Halifax – The Economic Survey of Canada, 2006 published by the prestigious Organisation for Economic Co-operation and Development (OECD) echoes much of the work previously published by the Atlantic Institute for Market Studies (AIMS).
The OECD’s Policy Brief delivers a prescription for Canada’s enduring economic health. It recommends diminishing the incentive for employers to rely on employment insurance to tide over their seasonal workers. It calls for the dismantling of agriculture marketing boards. It suggests equalization needs to be revamped and has become a disincentive to receiving provinces to boost economic performance. All of these measures have been promoted by AIMS in its substantial depth of public policy work.
“The OECD is singing our song,” saying AIMS president Brian Lee Crowley. “If you think of this as a second opinion on what to do to promote Canada’s economic health, this international specialist confirms our original diagnosis and treatment exactly.”
As an example, AIMS has long talked about tax transparency and federal-provincial disentanglement explaining that Ottawa should cut federal taxes and give each province the tax room to generate its own revenues to fund services. In the area of equalization, AIMS’ prolific research repeatedly shows the program actually does more harm than good to receiving provinces. The OECD says, “one effect for receiving provinces is to induce some trade-offs between equalization payments and provincial policies that would boost economic performance,” exactly the argument Crowley has made in speeches from Calgary to St. John’s to Harvard University in recent years.
The more comprehensive OECD Economic Survey of Canada, 2006 references AIMS’ work in its chapter on Adapting fiscal policy and financial arrangements in the federation. It uses a recent AIMS Commentary, “The Perils of Being a Poor Region in a Rich and Frightened Country”, to explain that the equalization system reduces incentives for low-income provinces to adopt policies that encourage economic growth. “Indeed, the benefits of undertaking growth-enhancing policies are reduced, as some of the resulting pay-offs will be deducted from the receiving province’s equalization payments. The average claw-back is estimated to be 90% for revenue from new economic activity.”
“The OECD Survey should be further evidence to the federal and provincial governments that they need to act on these crucial public policy issues to create the best possible economic environment for Canada,” says Crowley. “Lowering corporate taxes, eliminating inter-provincial trade barriers, eliminating EI as a subsidy to seasonal work, and revamping equalization to encourage economic growth are all sound economic policies. The OECD Survey offers further credibility to the arguments in favour of such measures.”

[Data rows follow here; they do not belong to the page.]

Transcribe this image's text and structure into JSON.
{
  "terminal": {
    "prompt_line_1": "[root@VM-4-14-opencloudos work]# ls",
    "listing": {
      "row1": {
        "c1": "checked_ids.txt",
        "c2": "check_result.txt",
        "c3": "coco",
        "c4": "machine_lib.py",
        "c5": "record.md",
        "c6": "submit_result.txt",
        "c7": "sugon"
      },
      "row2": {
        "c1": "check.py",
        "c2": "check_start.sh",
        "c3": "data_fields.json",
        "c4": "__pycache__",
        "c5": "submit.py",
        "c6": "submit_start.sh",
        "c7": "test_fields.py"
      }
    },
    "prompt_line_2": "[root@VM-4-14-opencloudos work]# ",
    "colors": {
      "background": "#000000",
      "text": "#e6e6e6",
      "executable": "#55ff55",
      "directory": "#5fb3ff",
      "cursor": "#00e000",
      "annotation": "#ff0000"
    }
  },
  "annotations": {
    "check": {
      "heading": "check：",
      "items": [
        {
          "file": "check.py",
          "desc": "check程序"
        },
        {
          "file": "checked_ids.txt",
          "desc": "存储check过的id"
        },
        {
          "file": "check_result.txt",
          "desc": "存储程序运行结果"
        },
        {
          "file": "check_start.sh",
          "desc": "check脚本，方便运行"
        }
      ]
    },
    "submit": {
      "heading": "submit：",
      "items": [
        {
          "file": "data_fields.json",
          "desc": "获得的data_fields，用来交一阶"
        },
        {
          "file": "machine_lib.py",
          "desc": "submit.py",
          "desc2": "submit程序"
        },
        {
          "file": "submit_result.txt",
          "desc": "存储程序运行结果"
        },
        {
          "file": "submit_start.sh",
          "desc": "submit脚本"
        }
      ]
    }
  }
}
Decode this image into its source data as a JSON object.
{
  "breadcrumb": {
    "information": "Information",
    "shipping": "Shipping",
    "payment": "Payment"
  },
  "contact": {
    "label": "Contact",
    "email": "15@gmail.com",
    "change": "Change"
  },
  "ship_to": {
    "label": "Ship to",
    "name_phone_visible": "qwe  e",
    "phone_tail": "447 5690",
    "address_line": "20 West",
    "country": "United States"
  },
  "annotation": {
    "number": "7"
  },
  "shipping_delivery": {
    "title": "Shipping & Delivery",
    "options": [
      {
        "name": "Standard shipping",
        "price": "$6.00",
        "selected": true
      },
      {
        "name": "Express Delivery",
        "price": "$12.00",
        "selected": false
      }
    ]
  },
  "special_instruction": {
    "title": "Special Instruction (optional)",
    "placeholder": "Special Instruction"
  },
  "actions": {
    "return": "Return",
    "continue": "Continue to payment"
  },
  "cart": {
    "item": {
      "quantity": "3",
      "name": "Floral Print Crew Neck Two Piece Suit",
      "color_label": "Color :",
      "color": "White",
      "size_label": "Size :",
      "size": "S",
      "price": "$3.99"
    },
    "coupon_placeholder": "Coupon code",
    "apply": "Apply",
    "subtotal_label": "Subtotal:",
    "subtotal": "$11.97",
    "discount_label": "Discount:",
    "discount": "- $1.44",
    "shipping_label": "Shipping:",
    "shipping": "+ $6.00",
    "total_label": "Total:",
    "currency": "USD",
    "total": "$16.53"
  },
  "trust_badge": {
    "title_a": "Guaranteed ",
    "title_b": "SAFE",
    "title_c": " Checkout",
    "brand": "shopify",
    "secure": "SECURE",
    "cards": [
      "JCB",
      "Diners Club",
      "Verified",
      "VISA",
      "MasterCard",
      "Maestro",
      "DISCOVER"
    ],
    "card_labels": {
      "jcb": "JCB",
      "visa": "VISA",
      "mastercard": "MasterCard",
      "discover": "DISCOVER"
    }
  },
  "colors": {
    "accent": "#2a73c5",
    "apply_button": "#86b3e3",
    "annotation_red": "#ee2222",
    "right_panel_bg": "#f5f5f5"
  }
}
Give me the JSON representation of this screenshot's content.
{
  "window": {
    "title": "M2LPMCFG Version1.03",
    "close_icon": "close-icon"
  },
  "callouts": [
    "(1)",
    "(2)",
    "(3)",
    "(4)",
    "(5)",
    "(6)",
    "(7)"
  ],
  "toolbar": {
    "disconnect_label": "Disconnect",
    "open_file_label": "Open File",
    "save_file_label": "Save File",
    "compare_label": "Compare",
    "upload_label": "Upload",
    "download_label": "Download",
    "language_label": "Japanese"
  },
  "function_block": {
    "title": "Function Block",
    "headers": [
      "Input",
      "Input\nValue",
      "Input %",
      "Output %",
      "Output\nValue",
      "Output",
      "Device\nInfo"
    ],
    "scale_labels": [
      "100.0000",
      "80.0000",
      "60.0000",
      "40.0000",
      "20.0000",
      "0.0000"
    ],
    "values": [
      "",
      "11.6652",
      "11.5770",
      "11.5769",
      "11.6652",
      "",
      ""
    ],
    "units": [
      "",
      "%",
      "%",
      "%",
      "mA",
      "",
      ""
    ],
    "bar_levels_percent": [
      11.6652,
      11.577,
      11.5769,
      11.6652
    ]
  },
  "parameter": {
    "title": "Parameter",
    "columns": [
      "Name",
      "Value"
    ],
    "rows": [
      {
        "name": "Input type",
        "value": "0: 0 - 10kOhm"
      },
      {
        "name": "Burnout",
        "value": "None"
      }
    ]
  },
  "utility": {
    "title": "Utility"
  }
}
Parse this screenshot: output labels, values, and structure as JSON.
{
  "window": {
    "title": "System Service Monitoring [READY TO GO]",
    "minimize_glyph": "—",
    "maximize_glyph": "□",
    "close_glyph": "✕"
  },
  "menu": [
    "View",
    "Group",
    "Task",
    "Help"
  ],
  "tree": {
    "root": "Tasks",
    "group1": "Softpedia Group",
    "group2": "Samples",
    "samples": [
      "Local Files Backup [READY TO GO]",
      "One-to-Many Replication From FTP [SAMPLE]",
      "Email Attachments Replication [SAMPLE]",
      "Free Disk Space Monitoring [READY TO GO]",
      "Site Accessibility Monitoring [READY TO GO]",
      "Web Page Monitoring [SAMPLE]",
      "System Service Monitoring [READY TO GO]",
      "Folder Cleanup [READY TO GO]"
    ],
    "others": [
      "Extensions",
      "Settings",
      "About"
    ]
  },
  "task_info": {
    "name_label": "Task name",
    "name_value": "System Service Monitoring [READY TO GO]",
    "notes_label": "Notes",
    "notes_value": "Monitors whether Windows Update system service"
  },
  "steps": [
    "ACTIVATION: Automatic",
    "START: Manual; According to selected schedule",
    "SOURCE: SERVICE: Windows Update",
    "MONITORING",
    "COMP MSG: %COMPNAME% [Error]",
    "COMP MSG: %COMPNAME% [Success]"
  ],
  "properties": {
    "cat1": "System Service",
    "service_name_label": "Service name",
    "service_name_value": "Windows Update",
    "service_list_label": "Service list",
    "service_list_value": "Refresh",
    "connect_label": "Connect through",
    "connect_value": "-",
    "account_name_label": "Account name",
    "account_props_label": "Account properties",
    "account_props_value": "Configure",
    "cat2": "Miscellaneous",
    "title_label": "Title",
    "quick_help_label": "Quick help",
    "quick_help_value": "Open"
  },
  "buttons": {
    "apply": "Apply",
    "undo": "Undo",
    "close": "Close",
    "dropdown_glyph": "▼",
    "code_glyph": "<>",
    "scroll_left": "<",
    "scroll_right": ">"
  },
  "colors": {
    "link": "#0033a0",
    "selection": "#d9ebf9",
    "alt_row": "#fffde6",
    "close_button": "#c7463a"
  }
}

The Paris-based OECD is a unique forum where the governments of 30 market democracies work together to address the economic, social, environmental, and governance challenges of globalization. The Organisation provides a setting where governments can compare policy experiences, seek answers to common problems, identify good practice and co-ordinate domestic and international policies. The OECD helps governments to foster prosperity and fight poverty through economic growth, financial stability, trade and investment, technology, innovation, entrepreneurship and development co-operation.
The Organisation’s Economic Survey is published every 1½ to 2 years for each OECD country. The survey identifies the main economic challenges faced by the country and analyses policy options to meet them.
For further information, contact:
Brian Lee Crowley, AIMS President